─── DATA PROVIDED ───

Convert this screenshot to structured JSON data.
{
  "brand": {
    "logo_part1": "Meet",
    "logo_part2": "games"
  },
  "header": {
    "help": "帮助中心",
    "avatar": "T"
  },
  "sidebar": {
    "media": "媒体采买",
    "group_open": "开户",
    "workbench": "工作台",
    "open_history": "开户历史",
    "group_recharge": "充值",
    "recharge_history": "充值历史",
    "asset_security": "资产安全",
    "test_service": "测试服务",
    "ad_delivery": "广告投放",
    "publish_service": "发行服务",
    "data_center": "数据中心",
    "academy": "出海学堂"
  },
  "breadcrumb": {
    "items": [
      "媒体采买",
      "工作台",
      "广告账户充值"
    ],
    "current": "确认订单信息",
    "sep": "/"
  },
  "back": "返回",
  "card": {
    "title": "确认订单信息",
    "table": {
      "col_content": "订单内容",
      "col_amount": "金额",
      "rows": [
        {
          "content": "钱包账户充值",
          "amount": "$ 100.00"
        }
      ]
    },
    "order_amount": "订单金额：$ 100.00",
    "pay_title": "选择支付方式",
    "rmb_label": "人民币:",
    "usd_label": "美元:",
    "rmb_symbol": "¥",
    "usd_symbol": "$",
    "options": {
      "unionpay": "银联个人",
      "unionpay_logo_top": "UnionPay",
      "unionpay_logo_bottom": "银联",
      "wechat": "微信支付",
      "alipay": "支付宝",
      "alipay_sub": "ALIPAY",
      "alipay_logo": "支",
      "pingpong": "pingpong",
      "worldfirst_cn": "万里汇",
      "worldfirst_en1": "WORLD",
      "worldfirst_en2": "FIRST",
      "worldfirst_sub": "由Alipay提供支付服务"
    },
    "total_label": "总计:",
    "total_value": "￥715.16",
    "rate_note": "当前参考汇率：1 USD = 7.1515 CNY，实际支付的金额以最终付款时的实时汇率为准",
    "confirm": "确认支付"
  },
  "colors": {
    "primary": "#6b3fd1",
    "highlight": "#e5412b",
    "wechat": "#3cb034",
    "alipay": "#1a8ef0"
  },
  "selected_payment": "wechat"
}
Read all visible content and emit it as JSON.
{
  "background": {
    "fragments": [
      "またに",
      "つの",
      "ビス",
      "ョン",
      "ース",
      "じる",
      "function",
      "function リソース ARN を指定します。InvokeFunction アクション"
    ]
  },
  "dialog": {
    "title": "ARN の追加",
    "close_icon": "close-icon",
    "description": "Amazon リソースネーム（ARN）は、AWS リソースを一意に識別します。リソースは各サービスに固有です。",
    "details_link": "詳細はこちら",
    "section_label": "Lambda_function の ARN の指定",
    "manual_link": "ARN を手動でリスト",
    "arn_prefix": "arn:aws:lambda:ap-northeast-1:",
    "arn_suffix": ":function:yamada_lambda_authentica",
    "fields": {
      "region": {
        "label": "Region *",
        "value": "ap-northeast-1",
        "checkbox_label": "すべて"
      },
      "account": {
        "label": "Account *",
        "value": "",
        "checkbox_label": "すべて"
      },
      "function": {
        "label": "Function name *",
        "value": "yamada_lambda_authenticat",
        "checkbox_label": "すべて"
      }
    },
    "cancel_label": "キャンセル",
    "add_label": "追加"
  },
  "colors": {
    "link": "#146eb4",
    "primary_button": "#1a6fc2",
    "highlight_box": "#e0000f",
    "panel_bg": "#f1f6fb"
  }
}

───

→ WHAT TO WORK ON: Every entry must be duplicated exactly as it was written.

→ TASK RESULT:
Convert this screenshot to structured JSON data.
{
  "brand": {
    "logo_part1": "Meet",
    "logo_part2": "games"
  },
  "header": {
    "help": "帮助中心",
    "avatar": "T"
  },
  "sidebar": {
    "media": "媒体采买",
    "group_open": "开户",
    "workbench": "工作台",
    "open_history": "开户历史",
    "group_recharge": "充值",
    "recharge_history": "充值历史",
    "asset_security": "资产安全",
    "test_service": "测试服务",
    "ad_delivery": "广告投放",
    "publish_service": "发行服务",
    "data_center": "数据中心",
    "academy": "出海学堂"
  },
  "breadcrumb": {
    "items": [
      "媒体采买",
      "工作台",
      "广告账户充值"
    ],
    "current": "确认订单信息",
    "sep": "/"
  },
  "back": "返回",
  "card": {
    "title": "确认订单信息",
    "table": {
      "col_content": "订单内容",
      "col_amount": "金额",
      "rows": [
        {
          "content": "钱包账户充值",
          "amount": "$ 100.00"
        }
      ]
    },
    "order_amount": "订单金额：$ 100.00",
    "pay_title": "选择支付方式",
    "rmb_label": "人民币:",
    "usd_label": "美元:",
    "rmb_symbol": "¥",
    "usd_symbol": "$",
    "options": {
      "unionpay": "银联个人",
      "unionpay_logo_top": "UnionPay",
      "unionpay_logo_bottom": "银联",
      "wechat": "微信支付",
      "alipay": "支付宝",
      "alipay_sub": "ALIPAY",
      "alipay_logo": "支",
      "pingpong": "pingpong",
      "worldfirst_cn": "万里汇",
      "worldfirst_en1": "WORLD",
      "worldfirst_en2": "FIRST",
      "worldfirst_sub": "由Alipay提供支付服务"
    },
    "total_label": "总计:",
    "total_value": "￥715.16",
    "rate_note": "当前参考汇率：1 USD = 7.1515 CNY，实际支付的金额以最终付款时的实时汇率为准",
    "confirm": "确认支付"
  },
  "colors": {
    "primary": "#6b3fd1",
    "highlight": "#e5412b",
    "wechat": "#3cb034",
    "alipay": "#1a8ef0"
  },
  "selected_payment": "wechat"
}
Read all visible content and emit it as JSON.
{
  "background": {
    "fragments": [
      "またに",
      "つの",
      "ビス",
      "ョン",
      "ース",
      "じる",
      "function",
      "function リソース ARN を指定します。InvokeFunction アクション"
    ]
  },
  "dialog": {
    "title": "ARN の追加",
    "close_icon": "close-icon",
    "description": "Amazon リソースネーム（ARN）は、AWS リソースを一意に識別します。リソースは各サービスに固有です。",
    "details_link": "詳細はこちら",
    "section_label": "Lambda_function の ARN の指定",
    "manual_link": "ARN を手動でリスト",
    "arn_prefix": "arn:aws:lambda:ap-northeast-1:",
    "arn_suffix": ":function:yamada_lambda_authentica",
    "fields": {
      "region": {
        "label": "Region *",
        "value": "ap-northeast-1",
        "checkbox_label": "すべて"
      },
      "account": {
        "label": "Account *",
        "value": "",
        "checkbox_label": "すべて"
      },
      "function": {
        "label": "Function name *",
        "value": "yamada_lambda_authenticat",
        "checkbox_label": "すべて"
      }
    },
    "cancel_label": "キャンセル",
    "add_label": "追加"
  },
  "colors": {
    "link": "#146eb4",
    "primary_button": "#1a6fc2",
    "highlight_box": "#e0000f",
    "panel_bg": "#f1f6fb"
  }
}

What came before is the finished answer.